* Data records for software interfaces
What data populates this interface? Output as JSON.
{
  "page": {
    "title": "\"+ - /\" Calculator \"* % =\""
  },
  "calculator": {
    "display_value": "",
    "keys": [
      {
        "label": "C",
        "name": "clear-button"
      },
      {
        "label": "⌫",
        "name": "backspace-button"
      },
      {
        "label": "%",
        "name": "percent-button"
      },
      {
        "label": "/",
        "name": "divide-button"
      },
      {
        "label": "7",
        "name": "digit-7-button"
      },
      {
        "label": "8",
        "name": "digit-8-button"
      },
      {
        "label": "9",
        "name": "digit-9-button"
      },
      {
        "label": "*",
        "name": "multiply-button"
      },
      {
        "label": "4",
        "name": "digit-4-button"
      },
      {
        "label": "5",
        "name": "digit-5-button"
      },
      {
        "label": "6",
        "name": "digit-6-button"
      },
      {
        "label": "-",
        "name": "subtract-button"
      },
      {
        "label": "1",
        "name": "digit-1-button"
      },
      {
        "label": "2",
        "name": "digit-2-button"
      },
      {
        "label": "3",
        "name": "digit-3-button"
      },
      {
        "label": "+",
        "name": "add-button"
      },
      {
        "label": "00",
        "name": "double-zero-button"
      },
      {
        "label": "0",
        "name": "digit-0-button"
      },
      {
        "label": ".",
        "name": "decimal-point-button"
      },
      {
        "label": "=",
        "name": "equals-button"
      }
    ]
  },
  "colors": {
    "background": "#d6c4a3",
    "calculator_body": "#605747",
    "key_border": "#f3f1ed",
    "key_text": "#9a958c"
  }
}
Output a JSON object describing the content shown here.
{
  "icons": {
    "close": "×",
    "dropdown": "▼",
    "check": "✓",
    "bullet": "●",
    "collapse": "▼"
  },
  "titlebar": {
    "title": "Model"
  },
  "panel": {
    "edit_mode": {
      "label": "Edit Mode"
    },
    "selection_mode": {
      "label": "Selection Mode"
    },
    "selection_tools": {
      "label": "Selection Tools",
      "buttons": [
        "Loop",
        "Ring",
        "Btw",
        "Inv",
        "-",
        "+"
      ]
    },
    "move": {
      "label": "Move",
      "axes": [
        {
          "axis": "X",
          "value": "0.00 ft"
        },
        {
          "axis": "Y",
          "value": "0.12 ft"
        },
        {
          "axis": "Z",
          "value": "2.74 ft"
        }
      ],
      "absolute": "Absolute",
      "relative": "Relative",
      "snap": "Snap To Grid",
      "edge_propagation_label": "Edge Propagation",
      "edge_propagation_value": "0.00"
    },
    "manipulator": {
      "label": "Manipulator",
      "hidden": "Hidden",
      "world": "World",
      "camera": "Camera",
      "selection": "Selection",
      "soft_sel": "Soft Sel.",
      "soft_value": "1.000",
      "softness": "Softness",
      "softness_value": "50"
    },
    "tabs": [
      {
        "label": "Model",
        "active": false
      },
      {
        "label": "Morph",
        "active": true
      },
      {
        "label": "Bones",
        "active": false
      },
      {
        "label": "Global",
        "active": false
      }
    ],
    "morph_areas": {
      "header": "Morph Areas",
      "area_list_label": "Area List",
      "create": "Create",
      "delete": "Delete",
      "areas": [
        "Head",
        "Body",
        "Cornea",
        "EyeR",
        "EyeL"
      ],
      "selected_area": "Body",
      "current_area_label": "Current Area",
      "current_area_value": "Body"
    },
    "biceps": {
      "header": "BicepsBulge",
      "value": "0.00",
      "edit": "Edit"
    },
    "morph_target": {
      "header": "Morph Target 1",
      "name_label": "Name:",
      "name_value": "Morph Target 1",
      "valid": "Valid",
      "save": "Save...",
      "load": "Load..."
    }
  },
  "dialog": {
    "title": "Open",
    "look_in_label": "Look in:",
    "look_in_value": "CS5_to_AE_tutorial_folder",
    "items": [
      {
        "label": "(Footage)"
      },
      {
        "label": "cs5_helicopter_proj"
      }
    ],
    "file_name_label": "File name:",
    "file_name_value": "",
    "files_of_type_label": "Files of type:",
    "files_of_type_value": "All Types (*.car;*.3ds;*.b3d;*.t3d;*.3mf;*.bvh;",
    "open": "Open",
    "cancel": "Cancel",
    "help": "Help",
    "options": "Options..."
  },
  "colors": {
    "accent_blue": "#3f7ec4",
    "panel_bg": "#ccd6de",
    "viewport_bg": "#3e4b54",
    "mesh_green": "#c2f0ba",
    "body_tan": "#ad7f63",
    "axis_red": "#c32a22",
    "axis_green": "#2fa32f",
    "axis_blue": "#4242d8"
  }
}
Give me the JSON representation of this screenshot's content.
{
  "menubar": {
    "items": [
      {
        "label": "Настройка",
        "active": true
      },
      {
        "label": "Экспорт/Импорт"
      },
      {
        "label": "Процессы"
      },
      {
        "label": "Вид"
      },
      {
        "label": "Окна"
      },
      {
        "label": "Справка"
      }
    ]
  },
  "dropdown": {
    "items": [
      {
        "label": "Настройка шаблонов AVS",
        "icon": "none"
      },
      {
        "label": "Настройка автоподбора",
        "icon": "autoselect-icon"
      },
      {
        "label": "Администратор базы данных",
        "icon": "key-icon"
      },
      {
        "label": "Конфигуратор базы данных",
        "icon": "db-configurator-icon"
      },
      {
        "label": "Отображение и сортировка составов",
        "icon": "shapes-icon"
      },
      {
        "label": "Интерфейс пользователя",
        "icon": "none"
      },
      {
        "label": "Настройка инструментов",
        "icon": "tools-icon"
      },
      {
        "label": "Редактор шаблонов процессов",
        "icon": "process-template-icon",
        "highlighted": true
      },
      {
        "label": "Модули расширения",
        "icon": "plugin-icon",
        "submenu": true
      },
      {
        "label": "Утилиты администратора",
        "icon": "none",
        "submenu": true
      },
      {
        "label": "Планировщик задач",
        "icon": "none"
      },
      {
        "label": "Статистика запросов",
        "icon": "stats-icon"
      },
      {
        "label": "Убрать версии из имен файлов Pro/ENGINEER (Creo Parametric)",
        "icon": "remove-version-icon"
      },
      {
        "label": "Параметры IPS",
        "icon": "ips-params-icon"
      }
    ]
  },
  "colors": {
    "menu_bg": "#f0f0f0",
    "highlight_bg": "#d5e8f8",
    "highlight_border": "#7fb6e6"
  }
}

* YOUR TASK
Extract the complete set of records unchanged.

* TASK ANSWER
What data populates this interface? Output as JSON.
{
  "page": {
    "title": "\"+ - /\" Calculator \"* % =\""
  },
  "calculator": {
    "display_value": "",
    "keys": [
      {
        "label": "C",
        "name": "clear-button"
      },
      {
        "label": "⌫",
        "name": "backspace-button"
      },
      {
        "label": "%",
        "name": "percent-button"
      },
      {
        "label": "/",
        "name": "divide-button"
      },
      {
        "label": "7",
        "name": "digit-7-button"
      },
      {
        "label": "8",
        "name": "digit-8-button"
      },
      {
        "label": "9",
        "name": "digit-9-button"
      },
      {
        "label": "*",
        "name": "multiply-button"
      },
      {
        "label": "4",
        "name": "digit-4-button"
      },
      {
        "label": "5",
        "name": "digit-5-button"
      },
      {
        "label": "6",
        "name": "digit-6-button"
      },
      {
        "label": "-",
        "name": "subtract-button"
      },
      {
        "label": "1",
        "name": "digit-1-button"
      },
      {
        "label": "2",
        "name": "digit-2-button"
      },
      {
        "label": "3",
        "name": "digit-3-button"
      },
      {
        "label": "+",
        "name": "add-button"
      },
      {
        "label": "00",
        "name": "double-zero-button"
      },
      {
        "label": "0",
        "name": "digit-0-button"
      },
      {
        "label": ".",
        "name": "decimal-point-button"
      },
      {
        "label": "=",
        "name": "equals-button"
      }
    ]
  },
  "colors": {
    "background": "#d6c4a3",
    "calculator_body": "#605747",
    "key_border": "#f3f1ed",
    "key_text": "#9a958c"
  }
}
Output a JSON object describing the content shown here.
{
  "icons": {
    "close": "×",
    "dropdown": "▼",
    "check": "✓",
    "bullet": "●",
    "collapse": "▼"
  },
  "titlebar": {
    "title": "Model"
  },
  "panel": {
    "edit_mode": {
      "label": "Edit Mode"
    },
    "selection_mode": {
      "label": "Selection Mode"
    },
    "selection_tools": {
      "label": "Selection Tools",
      "buttons": [
        "Loop",
        "Ring",
        "Btw",
        "Inv",
        "-",
        "+"
      ]
    },
    "move": {
      "label": "Move",
      "axes": [
        {
          "axis": "X",
          "value": "0.00 ft"
        },
        {
          "axis": "Y",
          "value": "0.12 ft"
        },
        {
          "axis": "Z",
          "value": "2.74 ft"
        }
      ],
      "absolute": "Absolute",
      "relative": "Relative",
      "snap": "Snap To Grid",
      "edge_propagation_label": "Edge Propagation",
      "edge_propagation_value": "0.00"
    },
    "manipulator": {
      "label": "Manipulator",
      "hidden": "Hidden",
      "world": "World",
      "camera": "Camera",
      "selection": "Selection",
      "soft_sel": "Soft Sel.",
      "soft_value": "1.000",
      "softness": "Softness",
      "softness_value": "50"
    },
    "tabs": [
      {
        "label": "Model",
        "active": false
      },
      {
        "label": "Morph",
        "active": true
      },
      {
        "label": "Bones",
        "active": false
      },
      {
        "label": "Global",
        "active": false
      }
    ],
    "morph_areas": {
      "header": "Morph Areas",
      "area_list_label": "Area List",
      "create": "Create",
      "delete": "Delete",
      "areas": [
        "Head",
        "Body",
        "Cornea",
        "EyeR",
        "EyeL"
      ],
      "selected_area": "Body",
      "current_area_label": "Current Area",
      "current_area_value": "Body"
    },
    "biceps": {
      "header": "BicepsBulge",
      "value": "0.00",
      "edit": "Edit"
    },
    "morph_target": {
      "header": "Morph Target 1",
      "name_label": "Name:",
      "name_value": "Morph Target 1",
      "valid": "Valid",
      "save": "Save...",
      "load": "Load..."
    }
  },
  "dialog": {
    "title": "Open",
    "look_in_label": "Look in:",
    "look_in_value": "CS5_to_AE_tutorial_folder",
    "items": [
      {
        "label": "(Footage)"
      },
      {
        "label": "cs5_helicopter_proj"
      }
    ],
    "file_name_label": "File name:",
    "file_name_value": "",
    "files_of_type_label": "Files of type:",
    "files_of_type_value": "All Types (*.car;*.3ds;*.b3d;*.t3d;*.3mf;*.bvh;",
    "open": "Open",
    "cancel": "Cancel",
    "help": "Help",
    "options": "Options..."
  },
  "colors": {
    "accent_blue": "#3f7ec4",
    "panel_bg": "#ccd6de",
    "viewport_bg": "#3e4b54",
    "mesh_green": "#c2f0ba",
    "body_tan": "#ad7f63",
    "axis_red": "#c32a22",
    "axis_green": "#2fa32f",
    "axis_blue": "#4242d8"
  }
}
Give me the JSON representation of this screenshot's content.
{
  "menubar": {
    "items": [
      {
        "label": "Настройка",
        "active": true
      },
      {
        "label": "Экспорт/Импорт"
      },
      {
        "label": "Процессы"
      },
      {
        "label": "Вид"
      },
      {
        "label": "Окна"
      },
      {
        "label": "Справка"
      }
    ]
  },
  "dropdown": {
    "items": [
      {
        "label": "Настройка шаблонов AVS",
        "icon": "none"
      },
      {
        "label": "Настройка автоподбора",
        "icon": "autoselect-icon"
      },
      {
        "label": "Администратор базы данных",
        "icon": "key-icon"
      },
      {
        "label": "Конфигуратор базы данных",
        "icon": "db-configurator-icon"
      },
      {
        "label": "Отображение и сортировка составов",
        "icon": "shapes-icon"
      },
      {
        "label": "Интерфейс пользователя",
        "icon": "none"
      },
      {
        "label": "Настройка инструментов",
        "icon": "tools-icon"
      },
      {
        "label": "Редактор шаблонов процессов",
        "icon": "process-template-icon",
        "highlighted": true
      },
      {
        "label": "Модули расширения",
        "icon": "plugin-icon",
        "submenu": true
      },
      {
        "label": "Утилиты администратора",
        "icon": "none",
        "submenu": true
      },
      {
        "label": "Планировщик задач",
        "icon": "none"
      },
      {
        "label": "Статистика запросов",
        "icon": "stats-icon"
      },
      {
        "label": "Убрать версии из имен файлов Pro/ENGINEER (Creo Parametric)",
        "icon": "remove-version-icon"
      },
      {
        "label": "Параметры IPS",
        "icon": "ips-params-icon"
      }
    ]
  },
  "colors": {
    "menu_bg": "#f0f0f0",
    "highlight_bg": "#d5e8f8",
    "highlight_border": "#7fb6e6"
  }
}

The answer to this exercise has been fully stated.